TASK OBJECTIVE: Your result should be the lines holding the word "mipmap", copied from the entries below.

[Dataset rows for apps and sites]
----
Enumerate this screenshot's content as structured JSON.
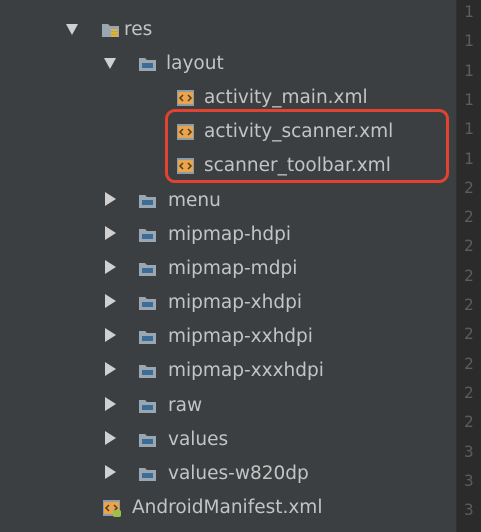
{
  "tree": {
    "res": {
      "label": "res",
      "expanded": true,
      "icon": "resource-folder-icon"
    },
    "layout": {
      "label": "layout",
      "expanded": true,
      "icon": "folder-icon"
    },
    "files": [
      {
        "label": "activity_main.xml",
        "icon": "xml-layout-file-icon"
      },
      {
        "label": "activity_scanner.xml",
        "icon": "xml-layout-file-icon"
      },
      {
        "label": "scanner_toolbar.xml",
        "icon": "xml-layout-file-icon"
      }
    ],
    "folders": [
      {
        "label": "menu",
        "expanded": false
      },
      {
        "label": "mipmap-hdpi",
        "expanded": false
      },
      {
        "label": "mipmap-mdpi",
        "expanded": false
      },
      {
        "label": "mipmap-xhdpi",
        "expanded": false
      },
      {
        "label": "mipmap-xxhdpi",
        "expanded": false
      },
      {
        "label": "mipmap-xxxhdpi",
        "expanded": false
      },
      {
        "label": "raw",
        "expanded": false
      },
      {
        "label": "values",
        "expanded": false
      },
      {
        "label": "values-w820dp",
        "expanded": false
      }
    ],
    "manifest": {
      "label": "AndroidManifest.xml",
      "icon": "android-manifest-icon"
    }
  },
  "gutter": {
    "line_numbers": [
      "1",
      "1",
      "1",
      "1",
      "1",
      "1",
      "2",
      "2",
      "2",
      "2",
      "2",
      "2",
      "2",
      "2",
      "2",
      "3",
      "3",
      "3"
    ]
  },
  "colors": {
    "background": "#3c3f41",
    "text": "#c4c4c4",
    "highlight": "#e24230",
    "folder": "#9aa7b0",
    "folder_inner": "#3c6d9a",
    "xml_icon": "#e8a550"
  }
}
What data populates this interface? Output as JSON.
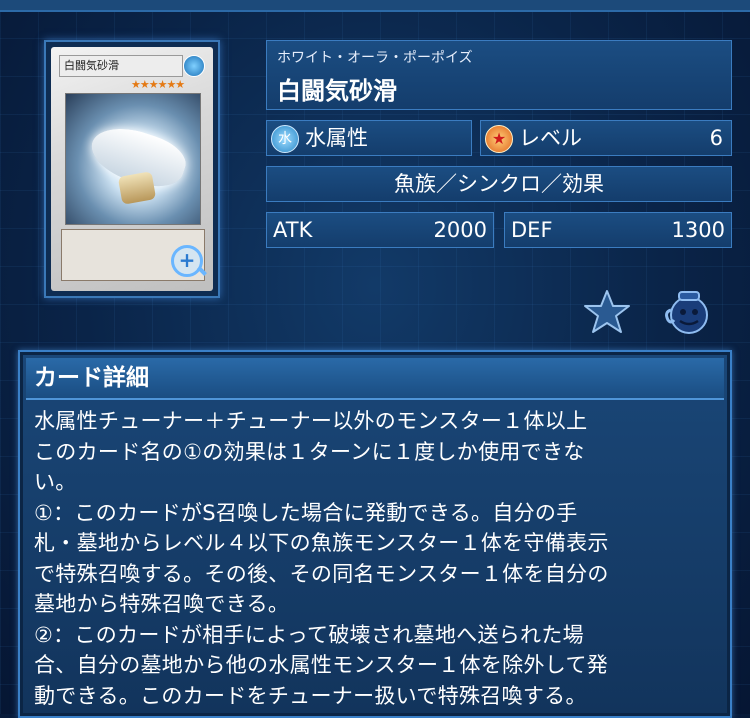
{
  "card": {
    "ruby": "ホワイト・オーラ・ポーポイズ",
    "name": "白闘気砂滑",
    "thumbnail_name": "白闘気砂滑",
    "thumbnail_stars": "★★★★★★"
  },
  "stats": {
    "attribute": "水属性",
    "attribute_icon_glyph": "水",
    "level_label": "レベル",
    "level_value": "6",
    "level_icon_glyph": "★",
    "type_line": "魚族／シンクロ／効果",
    "atk_label": "ATK",
    "atk_value": "2000",
    "def_label": "DEF",
    "def_value": "1300"
  },
  "actions": {
    "zoom_icon": "magnifier-plus-icon",
    "favorite_icon": "star-icon",
    "deck_icon": "pot-icon"
  },
  "detail": {
    "title": "カード詳細",
    "text": "水属性チューナー＋チューナー以外のモンスター１体以上\nこのカード名の①の効果は１ターンに１度しか使用できな\nい。\n①：このカードがS召喚した場合に発動できる。自分の手\n札・墓地からレベル４以下の魚族モンスター１体を守備表示\nで特殊召喚する。その後、その同名モンスター１体を自分の\n墓地から特殊召喚できる。\n②：このカードが相手によって破壊され墓地へ送られた場\n合、自分の墓地から他の水属性モンスター１体を除外して発\n動できる。このカードをチューナー扱いで特殊召喚する。"
  },
  "colors": {
    "background": "#0a2448",
    "panel": "#1b4d82",
    "border": "#3b7cc0",
    "level_accent": "#e0621a",
    "water_accent": "#2a88c8"
  }
}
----
RESPONSE TO THE TASK:
        "label": "mipmap-hdpi",
        "label": "mipmap-mdpi",
        "label": "mipmap-xhdpi",
        "label": "mipmap-xxhdpi",
        "label": "mipmap-xxxhdpi",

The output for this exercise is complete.